Repeat the entries exactly as they stand.

Data provided Block Start

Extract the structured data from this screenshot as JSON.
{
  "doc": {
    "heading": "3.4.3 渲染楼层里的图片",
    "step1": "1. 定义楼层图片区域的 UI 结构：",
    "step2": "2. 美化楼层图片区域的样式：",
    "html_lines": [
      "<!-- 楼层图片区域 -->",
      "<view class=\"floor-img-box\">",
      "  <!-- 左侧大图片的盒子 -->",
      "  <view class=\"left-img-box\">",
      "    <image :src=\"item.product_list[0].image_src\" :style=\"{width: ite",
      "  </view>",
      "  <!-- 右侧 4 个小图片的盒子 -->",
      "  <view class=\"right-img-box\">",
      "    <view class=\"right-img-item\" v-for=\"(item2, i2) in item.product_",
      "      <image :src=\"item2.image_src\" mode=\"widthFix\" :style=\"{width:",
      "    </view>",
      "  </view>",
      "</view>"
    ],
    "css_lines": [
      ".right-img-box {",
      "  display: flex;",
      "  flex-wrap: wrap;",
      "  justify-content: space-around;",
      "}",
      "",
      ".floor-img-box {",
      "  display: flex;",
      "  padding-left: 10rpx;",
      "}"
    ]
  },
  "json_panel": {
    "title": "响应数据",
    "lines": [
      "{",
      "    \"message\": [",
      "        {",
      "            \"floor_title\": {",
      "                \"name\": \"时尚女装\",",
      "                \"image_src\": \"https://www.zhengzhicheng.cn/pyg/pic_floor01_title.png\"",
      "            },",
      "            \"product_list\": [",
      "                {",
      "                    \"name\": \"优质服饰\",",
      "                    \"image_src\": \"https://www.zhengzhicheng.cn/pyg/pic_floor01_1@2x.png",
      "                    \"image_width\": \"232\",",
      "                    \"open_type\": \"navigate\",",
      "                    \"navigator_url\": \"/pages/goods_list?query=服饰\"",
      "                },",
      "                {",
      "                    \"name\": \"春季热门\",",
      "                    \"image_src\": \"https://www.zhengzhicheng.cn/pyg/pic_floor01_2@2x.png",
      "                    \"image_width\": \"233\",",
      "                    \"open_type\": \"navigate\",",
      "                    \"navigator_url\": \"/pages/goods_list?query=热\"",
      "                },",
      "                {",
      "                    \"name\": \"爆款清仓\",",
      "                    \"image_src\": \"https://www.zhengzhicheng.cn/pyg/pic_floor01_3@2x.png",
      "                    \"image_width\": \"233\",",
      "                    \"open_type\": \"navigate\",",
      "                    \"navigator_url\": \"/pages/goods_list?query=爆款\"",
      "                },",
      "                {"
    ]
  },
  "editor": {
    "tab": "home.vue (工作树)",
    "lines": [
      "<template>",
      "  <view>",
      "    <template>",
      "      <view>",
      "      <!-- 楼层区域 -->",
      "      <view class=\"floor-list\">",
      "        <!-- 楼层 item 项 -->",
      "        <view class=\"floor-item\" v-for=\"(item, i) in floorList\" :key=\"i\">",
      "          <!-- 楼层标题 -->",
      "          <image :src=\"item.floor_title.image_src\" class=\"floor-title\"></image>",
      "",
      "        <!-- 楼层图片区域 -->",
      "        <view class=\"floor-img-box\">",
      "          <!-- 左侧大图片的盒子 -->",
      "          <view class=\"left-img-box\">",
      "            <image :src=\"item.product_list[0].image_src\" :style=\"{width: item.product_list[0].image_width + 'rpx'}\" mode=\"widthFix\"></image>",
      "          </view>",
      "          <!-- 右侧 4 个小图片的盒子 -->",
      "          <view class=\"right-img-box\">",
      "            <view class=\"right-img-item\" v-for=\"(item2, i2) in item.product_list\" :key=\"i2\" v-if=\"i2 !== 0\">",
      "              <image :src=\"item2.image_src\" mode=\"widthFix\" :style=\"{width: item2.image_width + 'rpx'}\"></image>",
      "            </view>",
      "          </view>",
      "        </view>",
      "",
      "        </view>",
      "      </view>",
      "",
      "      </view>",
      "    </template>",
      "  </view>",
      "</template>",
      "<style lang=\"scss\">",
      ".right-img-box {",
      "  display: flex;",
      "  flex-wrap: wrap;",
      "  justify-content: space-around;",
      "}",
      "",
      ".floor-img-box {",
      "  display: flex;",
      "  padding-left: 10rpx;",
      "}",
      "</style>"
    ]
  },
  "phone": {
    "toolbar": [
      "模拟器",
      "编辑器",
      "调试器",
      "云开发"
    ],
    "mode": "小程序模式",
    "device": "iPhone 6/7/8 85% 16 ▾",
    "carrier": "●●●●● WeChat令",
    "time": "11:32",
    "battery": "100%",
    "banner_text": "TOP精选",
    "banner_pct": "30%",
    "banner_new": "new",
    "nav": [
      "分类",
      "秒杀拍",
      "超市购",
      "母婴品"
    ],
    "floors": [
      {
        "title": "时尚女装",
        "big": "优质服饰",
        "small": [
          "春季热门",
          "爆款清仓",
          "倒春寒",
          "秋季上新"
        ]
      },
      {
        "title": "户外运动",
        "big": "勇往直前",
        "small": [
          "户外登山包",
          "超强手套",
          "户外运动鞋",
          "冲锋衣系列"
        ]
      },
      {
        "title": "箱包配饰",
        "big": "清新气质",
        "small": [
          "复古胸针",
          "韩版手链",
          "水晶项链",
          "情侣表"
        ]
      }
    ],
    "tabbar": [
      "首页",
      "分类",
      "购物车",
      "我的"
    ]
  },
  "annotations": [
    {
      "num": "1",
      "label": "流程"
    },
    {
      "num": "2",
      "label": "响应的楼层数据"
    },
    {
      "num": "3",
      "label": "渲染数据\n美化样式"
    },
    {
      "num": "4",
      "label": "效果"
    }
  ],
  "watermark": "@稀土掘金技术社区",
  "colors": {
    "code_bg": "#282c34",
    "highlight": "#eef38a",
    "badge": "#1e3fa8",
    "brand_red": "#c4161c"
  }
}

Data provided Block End

Answer for the task |
Extract the structured data from this screenshot as JSON.
{
  "doc": {
    "heading": "3.4.3 渲染楼层里的图片",
    "step1": "1. 定义楼层图片区域的 UI 结构：",
    "step2": "2. 美化楼层图片区域的样式：",
    "html_lines": [
      "<!-- 楼层图片区域 -->",
      "<view class=\"floor-img-box\">",
      "  <!-- 左侧大图片的盒子 -->",
      "  <view class=\"left-img-box\">",
      "    <image :src=\"item.product_list[0].image_src\" :style=\"{width: ite",
      "  </view>",
      "  <!-- 右侧 4 个小图片的盒子 -->",
      "  <view class=\"right-img-box\">",
      "    <view class=\"right-img-item\" v-for=\"(item2, i2) in item.product_",
      "      <image :src=\"item2.image_src\" mode=\"widthFix\" :style=\"{width:",
      "    </view>",
      "  </view>",
      "</view>"
    ],
    "css_lines": [
      ".right-img-box {",
      "  display: flex;",
      "  flex-wrap: wrap;",
      "  justify-content: space-around;",
      "}",
      "",
      ".floor-img-box {",
      "  display: flex;",
      "  padding-left: 10rpx;",
      "}"
    ]
  },
  "json_panel": {
    "title": "响应数据",
    "lines": [
      "{",
      "    \"message\": [",
      "        {",
      "            \"floor_title\": {",
      "                \"name\": \"时尚女装\",",
      "                \"image_src\": \"https://www.zhengzhicheng.cn/pyg/pic_floor01_title.png\"",
      "            },",
      "            \"product_list\": [",
      "                {",
      "                    \"name\": \"优质服饰\",",
      "                    \"image_src\": \"https://www.zhengzhicheng.cn/pyg/pic_floor01_1@2x.png",
      "                    \"image_width\": \"232\",",
      "                    \"open_type\": \"navigate\",",
      "                    \"navigator_url\": \"/pages/goods_list?query=服饰\"",
      "                },",
      "                {",
      "                    \"name\": \"春季热门\",",
      "                    \"image_src\": \"https://www.zhengzhicheng.cn/pyg/pic_floor01_2@2x.png",
      "                    \"image_width\": \"233\",",
      "                    \"open_type\": \"navigate\",",
      "                    \"navigator_url\": \"/pages/goods_list?query=热\"",
      "                },",
      "                {",
      "                    \"name\": \"爆款清仓\",",
      "                    \"image_src\": \"https://www.zhengzhicheng.cn/pyg/pic_floor01_3@2x.png",
      "                    \"image_width\": \"233\",",
      "                    \"open_type\": \"navigate\",",
      "                    \"navigator_url\": \"/pages/goods_list?query=爆款\"",
      "                },",
      "                {"
    ]
  },
  "editor": {
    "tab": "home.vue (工作树)",
    "lines": [
      "<template>",
      "  <view>",
      "    <template>",
      "      <view>",
      "      <!-- 楼层区域 -->",
      "      <view class=\"floor-list\">",
      "        <!-- 楼层 item 项 -->",
      "        <view class=\"floor-item\" v-for=\"(item, i) in floorList\" :key=\"i\">",
      "          <!-- 楼层标题 -->",
      "          <image :src=\"item.floor_title.image_src\" class=\"floor-title\"></image>",
      "",
      "        <!-- 楼层图片区域 -->",
      "        <view class=\"floor-img-box\">",
      "          <!-- 左侧大图片的盒子 -->",
      "          <view class=\"left-img-box\">",
      "            <image :src=\"item.product_list[0].image_src\" :style=\"{width: item.product_list[0].image_width + 'rpx'}\" mode=\"widthFix\"></image>",
      "          </view>",
      "          <!-- 右侧 4 个小图片的盒子 -->",
      "          <view class=\"right-img-box\">",
      "            <view class=\"right-img-item\" v-for=\"(item2, i2) in item.product_list\" :key=\"i2\" v-if=\"i2 !== 0\">",
      "              <image :src=\"item2.image_src\" mode=\"widthFix\" :style=\"{width: item2.image_width + 'rpx'}\"></image>",
      "            </view>",
      "          </view>",
      "        </view>",
      "",
      "        </view>",
      "      </view>",
      "",
      "      </view>",
      "    </template>",
      "  </view>",
      "</template>",
      "<style lang=\"scss\">",
      ".right-img-box {",
      "  display: flex;",
      "  flex-wrap: wrap;",
      "  justify-content: space-around;",
      "}",
      "",
      ".floor-img-box {",
      "  display: flex;",
      "  padding-left: 10rpx;",
      "}",
      "</style>"
    ]
  },
  "phone": {
    "toolbar": [
      "模拟器",
      "编辑器",
      "调试器",
      "云开发"
    ],
    "mode": "小程序模式",
    "device": "iPhone 6/7/8 85% 16 ▾",
    "carrier": "●●●●● WeChat令",
    "time": "11:32",
    "battery": "100%",
    "banner_text": "TOP精选",
    "banner_pct": "30%",
    "banner_new": "new",
    "nav": [
      "分类",
      "秒杀拍",
      "超市购",
      "母婴品"
    ],
    "floors": [
      {
        "title": "时尚女装",
        "big": "优质服饰",
        "small": [
          "春季热门",
          "爆款清仓",
          "倒春寒",
          "秋季上新"
        ]
      },
      {
        "title": "户外运动",
        "big": "勇往直前",
        "small": [
          "户外登山包",
          "超强手套",
          "户外运动鞋",
          "冲锋衣系列"
        ]
      },
      {
        "title": "箱包配饰",
        "big": "清新气质",
        "small": [
          "复古胸针",
          "韩版手链",
          "水晶项链",
          "情侣表"
        ]
      }
    ],
    "tabbar": [
      "首页",
      "分类",
      "购物车",
      "我的"
    ]
  },
  "annotations": [
    {
      "num": "1",
      "label": "流程"
    },
    {
      "num": "2",
      "label": "响应的楼层数据"
    },
    {
      "num": "3",
      "label": "渲染数据\n美化样式"
    },
    {
      "num": "4",
      "label": "效果"
    }
  ],
  "watermark": "@稀土掘金技术社区",
  "colors": {
    "code_bg": "#282c34",
    "highlight": "#eef38a",
    "badge": "#1e3fa8",
    "brand_red": "#c4161c"
  }
}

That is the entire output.